##### Source information #####

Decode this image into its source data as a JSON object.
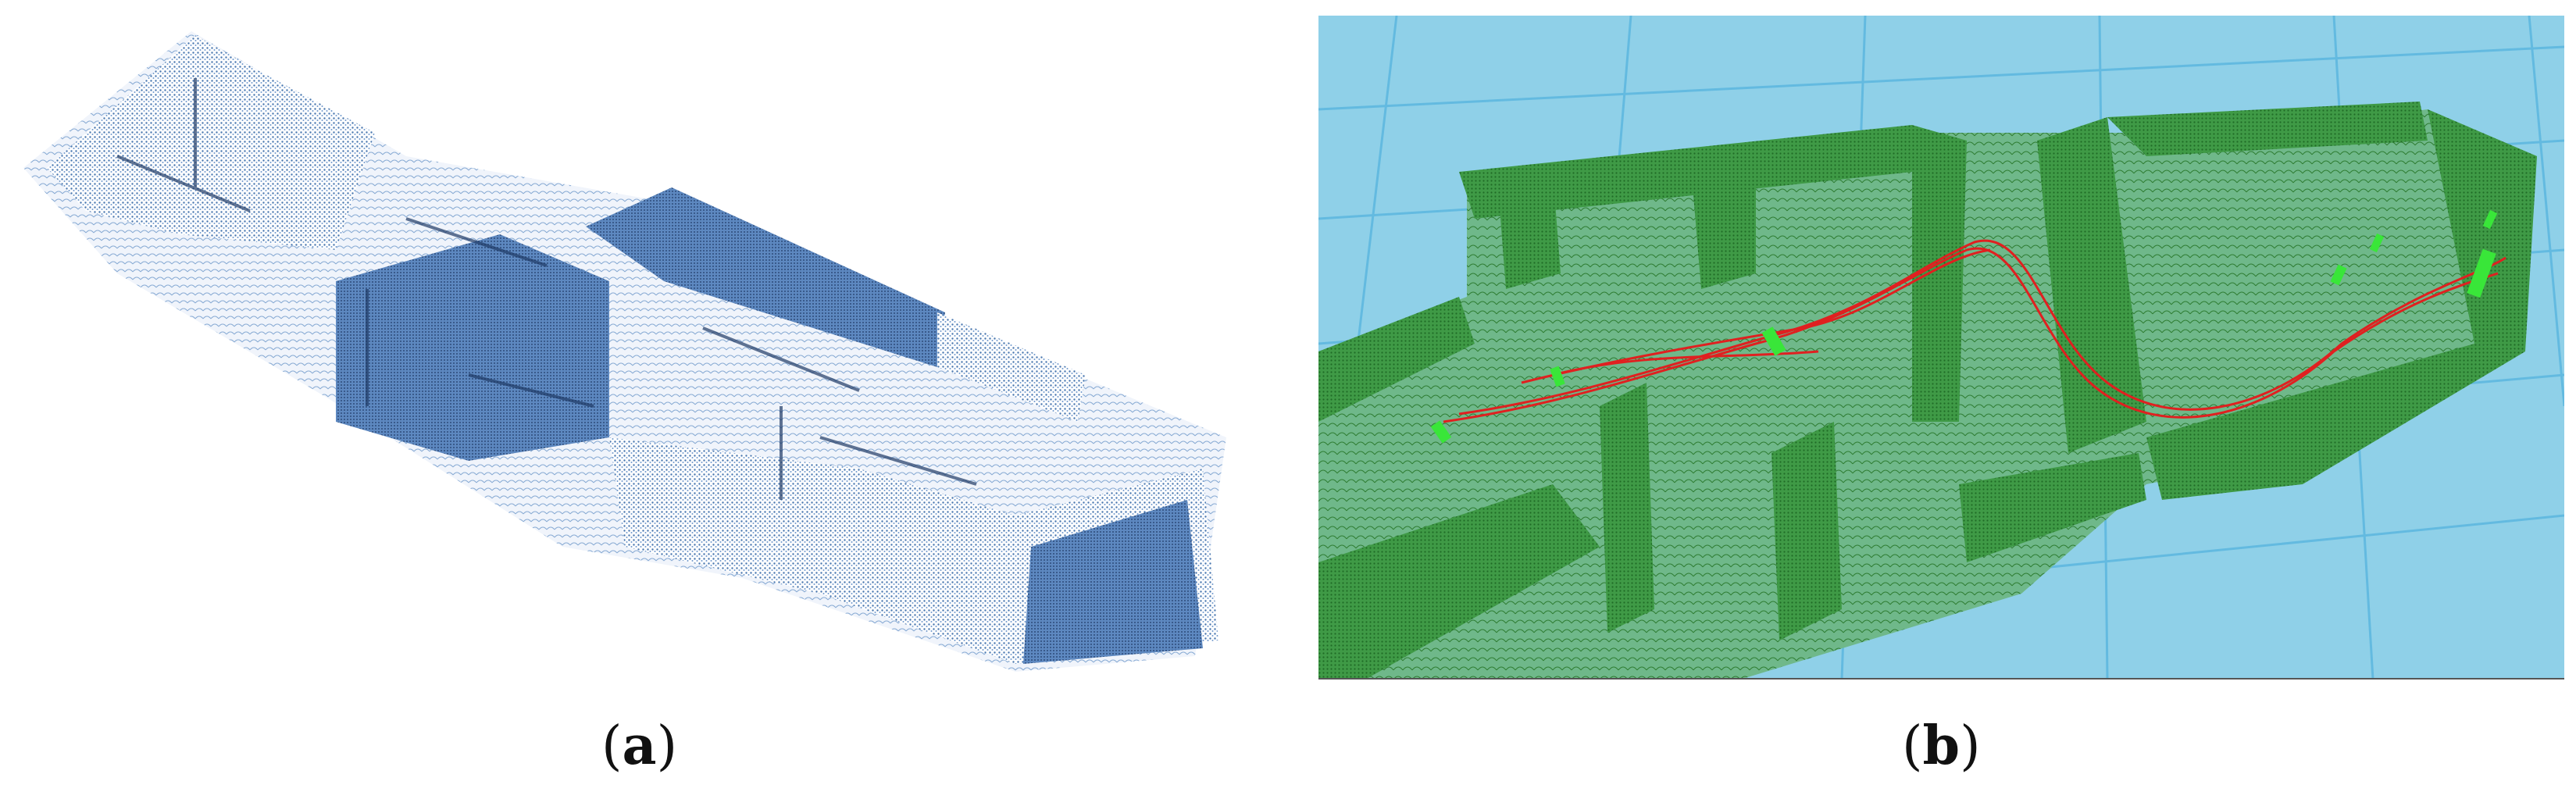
{
  "figure": {
    "panel_a": {
      "caption_open": "(",
      "caption_letter": "a",
      "caption_close": ")",
      "point_color": "#4a78b0",
      "point_dark": "#1f3a66"
    },
    "panel_b": {
      "caption_open": "(",
      "caption_letter": "b",
      "caption_close": ")",
      "background_color": "#8fd0e8",
      "grid_color": "#5fb8e0",
      "point_color": "#2e7d32",
      "trajectory_color": "#e02020",
      "marker_color": "#39e639"
    }
  }
}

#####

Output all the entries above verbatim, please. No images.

**Answer to the problem:**
Decode this image into its source data as a JSON object.
{
  "figure": {
    "panel_a": {
      "caption_open": "(",
      "caption_letter": "a",
      "caption_close": ")",
      "point_color": "#4a78b0",
      "point_dark": "#1f3a66"
    },
    "panel_b": {
      "caption_open": "(",
      "caption_letter": "b",
      "caption_close": ")",
      "background_color": "#8fd0e8",
      "grid_color": "#5fb8e0",
      "point_color": "#2e7d32",
      "trajectory_color": "#e02020",
      "marker_color": "#39e639"
    }
  }
}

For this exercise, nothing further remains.